Spatiotemporal Variability of Wet Atmospheric Nitrogen Deposition to the Neuse River Estuary, North Carolina
- David R. Whitall * and
- Hans W. Paerl
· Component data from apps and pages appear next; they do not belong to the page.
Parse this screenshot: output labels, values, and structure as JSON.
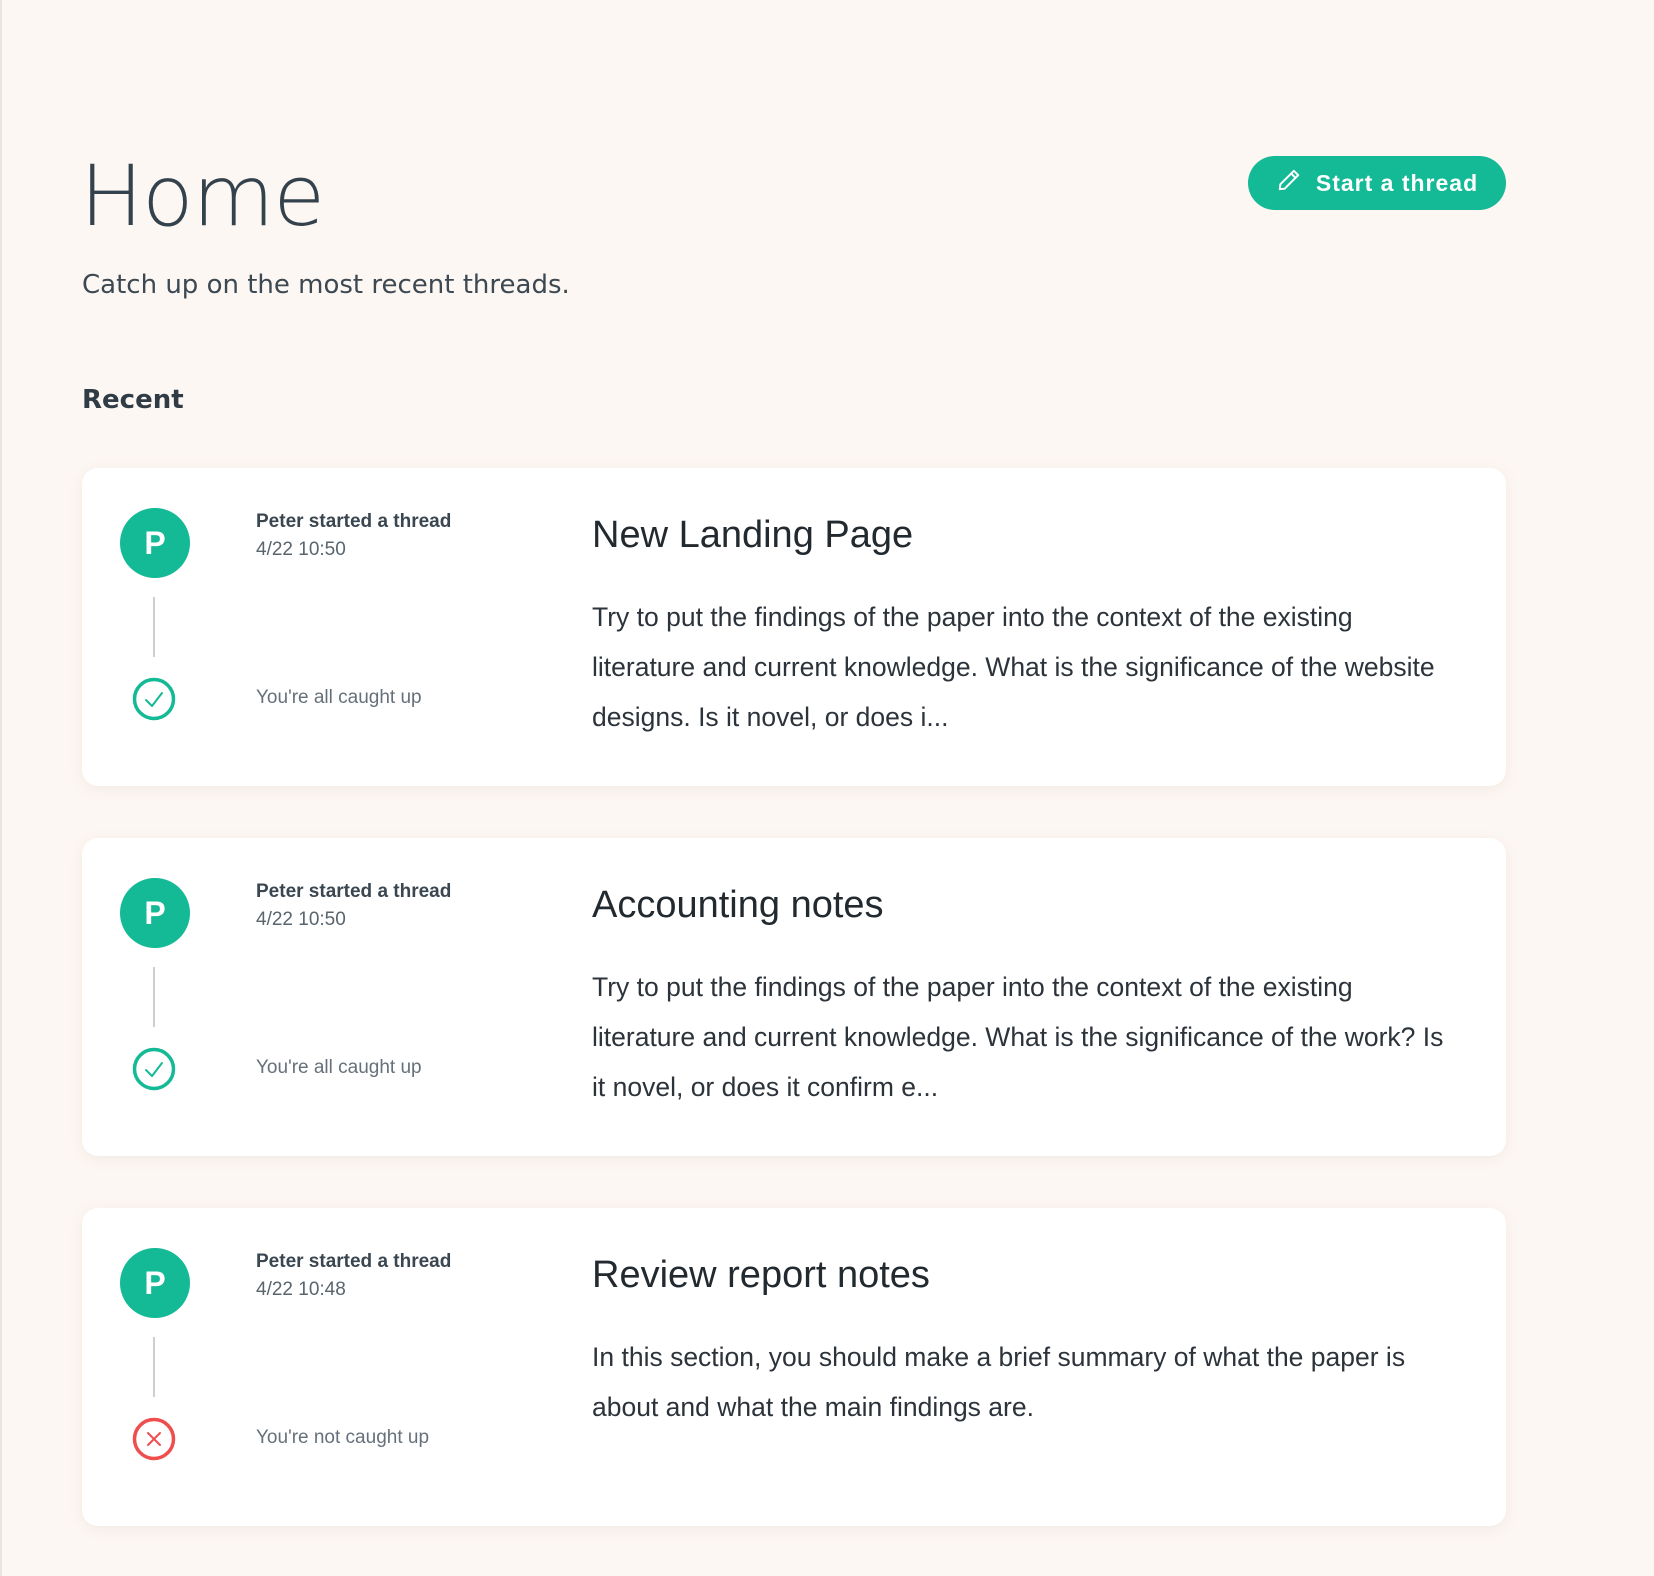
{
  "page": {
    "title": "Home",
    "subtitle": "Catch up on the most recent threads.",
    "section_title": "Recent"
  },
  "actions": {
    "start_thread_label": "Start a thread",
    "start_thread_icon": "pencil-icon"
  },
  "colors": {
    "accent": "#14b996",
    "error": "#ef4e4e",
    "background": "#fdf7f3"
  },
  "threads": [
    {
      "avatar_initial": "P",
      "author_line": "Peter started a thread",
      "timestamp": "4/22 10:50",
      "status": "caught-up",
      "status_text": "You're all caught up",
      "title": "New Landing Page",
      "excerpt": "Try to put the findings of the paper into the context of the existing literature and current knowledge. What is the significance of the website designs. Is it novel, or does i..."
    },
    {
      "avatar_initial": "P",
      "author_line": "Peter started a thread",
      "timestamp": "4/22 10:50",
      "status": "caught-up",
      "status_text": "You're all caught up",
      "title": "Accounting notes",
      "excerpt": "Try to put the findings of the paper into the context of the existing literature and current knowledge. What is the significance of the work? Is it novel, or does it confirm e..."
    },
    {
      "avatar_initial": "P",
      "author_line": "Peter started a thread",
      "timestamp": "4/22 10:48",
      "status": "not-caught-up",
      "status_text": "You're not caught up",
      "title": "Review report notes",
      "excerpt": "In this section, you should make a brief summary of what the paper is about and what the main findings are."
    }
  ]
}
Excessive nitrogen (N) loading to N-sensitive waters such as the Neuse River estuary (North Carolina) has been shown to promote changes in microbial and algal community composition and function (harmful algal blooms), hypoxia and anoxia, and fish kills. Previous studies have estimated that wet atmospheric deposition of nitrogen (WAD-N), as deposition of dissolved inorganic nitrogen (DIN: NO− 3, NH3/NH+ 4) and dissolved organic nitrogen, may contribute at least 15% of the total externally supplied or “new” N flux to the coastal waters of North Carolina. In a 3-yr study from June 1996 to June 1999, we calculated the weekly wet deposition of inorganic and organic N at eleven sites on a northwest–southeast transect in the watershed. The annual mean total (wet DIN + wet organics) WAD-N flux for the Neuse River watershed was calculated to be 956 mg N/m2/yr (15026 Mg N/yr). Seasonally, the spring (March–May) and summer (June–August) months contain the highest total weekly N deposition; this pattern appears to be driven by N concentration in precipitation. There is also spatial variability in WAD-N deposition; in general, the upper portion of the watershed receives the lowest annual deposition and the middle portion of the watershed receives the highest deposition. Based on a range of watershed N retention and in-stream riverine processing values, we estimate that this flux contributes approximately 24% of the total “new” N flux to the estuary.Please view the pdf by using the Full Text (PDF) link under 'View' to the left.
Copyright © 2001.